===== Data shown
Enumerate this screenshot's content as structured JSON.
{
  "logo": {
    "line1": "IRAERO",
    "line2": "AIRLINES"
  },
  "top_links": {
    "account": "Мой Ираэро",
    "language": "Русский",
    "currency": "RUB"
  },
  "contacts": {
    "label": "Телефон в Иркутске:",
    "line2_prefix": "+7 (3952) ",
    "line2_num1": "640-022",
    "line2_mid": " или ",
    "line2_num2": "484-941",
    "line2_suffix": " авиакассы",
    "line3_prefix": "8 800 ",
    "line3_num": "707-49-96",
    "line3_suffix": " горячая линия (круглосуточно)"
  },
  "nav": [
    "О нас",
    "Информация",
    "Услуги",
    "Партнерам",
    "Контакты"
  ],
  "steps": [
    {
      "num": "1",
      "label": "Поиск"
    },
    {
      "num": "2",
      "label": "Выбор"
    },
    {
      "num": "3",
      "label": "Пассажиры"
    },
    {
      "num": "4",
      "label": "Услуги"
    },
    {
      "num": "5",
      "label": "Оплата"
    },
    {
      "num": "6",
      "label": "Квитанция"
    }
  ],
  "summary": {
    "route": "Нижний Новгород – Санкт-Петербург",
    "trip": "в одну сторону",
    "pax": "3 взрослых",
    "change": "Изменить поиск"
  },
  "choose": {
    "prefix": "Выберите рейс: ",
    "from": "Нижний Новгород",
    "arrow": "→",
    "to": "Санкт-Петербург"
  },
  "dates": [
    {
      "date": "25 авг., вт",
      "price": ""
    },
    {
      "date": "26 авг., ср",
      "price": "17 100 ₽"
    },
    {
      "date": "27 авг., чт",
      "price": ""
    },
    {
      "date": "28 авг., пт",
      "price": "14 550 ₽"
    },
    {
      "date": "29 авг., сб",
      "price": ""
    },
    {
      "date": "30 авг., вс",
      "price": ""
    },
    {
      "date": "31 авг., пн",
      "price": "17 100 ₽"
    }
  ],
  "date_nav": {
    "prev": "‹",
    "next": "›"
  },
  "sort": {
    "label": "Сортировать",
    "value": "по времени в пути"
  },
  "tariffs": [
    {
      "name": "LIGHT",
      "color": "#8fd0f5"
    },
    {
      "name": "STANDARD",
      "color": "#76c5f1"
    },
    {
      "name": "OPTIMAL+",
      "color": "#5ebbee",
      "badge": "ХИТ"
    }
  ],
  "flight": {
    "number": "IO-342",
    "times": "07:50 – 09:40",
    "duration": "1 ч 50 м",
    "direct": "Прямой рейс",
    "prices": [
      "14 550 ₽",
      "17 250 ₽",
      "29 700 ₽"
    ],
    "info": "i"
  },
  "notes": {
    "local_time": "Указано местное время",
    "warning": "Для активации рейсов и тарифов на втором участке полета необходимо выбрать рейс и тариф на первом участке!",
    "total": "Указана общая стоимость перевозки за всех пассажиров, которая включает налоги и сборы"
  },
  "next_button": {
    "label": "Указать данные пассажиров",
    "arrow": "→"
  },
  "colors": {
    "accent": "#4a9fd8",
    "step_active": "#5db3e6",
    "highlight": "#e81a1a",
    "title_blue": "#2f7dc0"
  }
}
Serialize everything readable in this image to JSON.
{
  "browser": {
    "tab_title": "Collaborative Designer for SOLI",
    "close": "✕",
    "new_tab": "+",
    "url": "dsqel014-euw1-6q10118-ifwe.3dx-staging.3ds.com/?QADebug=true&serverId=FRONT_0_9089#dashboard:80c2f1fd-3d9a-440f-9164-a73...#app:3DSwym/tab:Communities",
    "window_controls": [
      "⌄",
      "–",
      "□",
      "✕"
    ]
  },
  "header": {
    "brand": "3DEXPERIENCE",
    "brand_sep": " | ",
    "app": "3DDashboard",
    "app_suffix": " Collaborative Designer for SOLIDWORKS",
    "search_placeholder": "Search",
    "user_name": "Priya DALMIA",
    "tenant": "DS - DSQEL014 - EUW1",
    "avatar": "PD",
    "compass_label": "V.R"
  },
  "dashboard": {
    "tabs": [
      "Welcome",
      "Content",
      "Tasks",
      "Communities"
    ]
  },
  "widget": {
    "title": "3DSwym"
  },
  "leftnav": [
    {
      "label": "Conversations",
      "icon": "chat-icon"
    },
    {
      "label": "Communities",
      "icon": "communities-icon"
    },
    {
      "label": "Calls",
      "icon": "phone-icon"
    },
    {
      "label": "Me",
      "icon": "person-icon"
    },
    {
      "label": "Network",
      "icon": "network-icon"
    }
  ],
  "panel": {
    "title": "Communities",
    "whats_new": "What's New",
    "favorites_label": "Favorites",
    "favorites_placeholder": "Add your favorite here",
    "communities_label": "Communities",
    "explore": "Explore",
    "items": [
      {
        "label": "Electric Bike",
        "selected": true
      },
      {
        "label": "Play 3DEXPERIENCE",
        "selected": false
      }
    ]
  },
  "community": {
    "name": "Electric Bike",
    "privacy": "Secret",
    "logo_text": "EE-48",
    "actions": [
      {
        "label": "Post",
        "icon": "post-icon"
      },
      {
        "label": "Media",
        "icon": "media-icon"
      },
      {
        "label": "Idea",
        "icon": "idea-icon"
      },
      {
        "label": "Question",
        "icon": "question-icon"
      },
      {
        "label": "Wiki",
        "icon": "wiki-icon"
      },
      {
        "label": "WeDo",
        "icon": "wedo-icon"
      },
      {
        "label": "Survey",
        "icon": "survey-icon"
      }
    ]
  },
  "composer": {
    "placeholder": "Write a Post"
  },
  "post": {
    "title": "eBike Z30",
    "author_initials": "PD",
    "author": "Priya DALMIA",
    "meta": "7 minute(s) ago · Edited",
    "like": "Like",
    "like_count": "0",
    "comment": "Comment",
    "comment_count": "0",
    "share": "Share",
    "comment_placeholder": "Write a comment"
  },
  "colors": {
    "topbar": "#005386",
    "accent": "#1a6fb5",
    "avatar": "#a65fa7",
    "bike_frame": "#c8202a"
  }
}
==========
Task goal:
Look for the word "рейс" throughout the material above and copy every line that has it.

Response area:
    "prefix": "Выберите рейс: ",
    "direct": "Прямой рейс",
    "warning": "Для активации рейсов и тарифов на втором участке полета необходимо выбрать рейс и тариф на первом участке!",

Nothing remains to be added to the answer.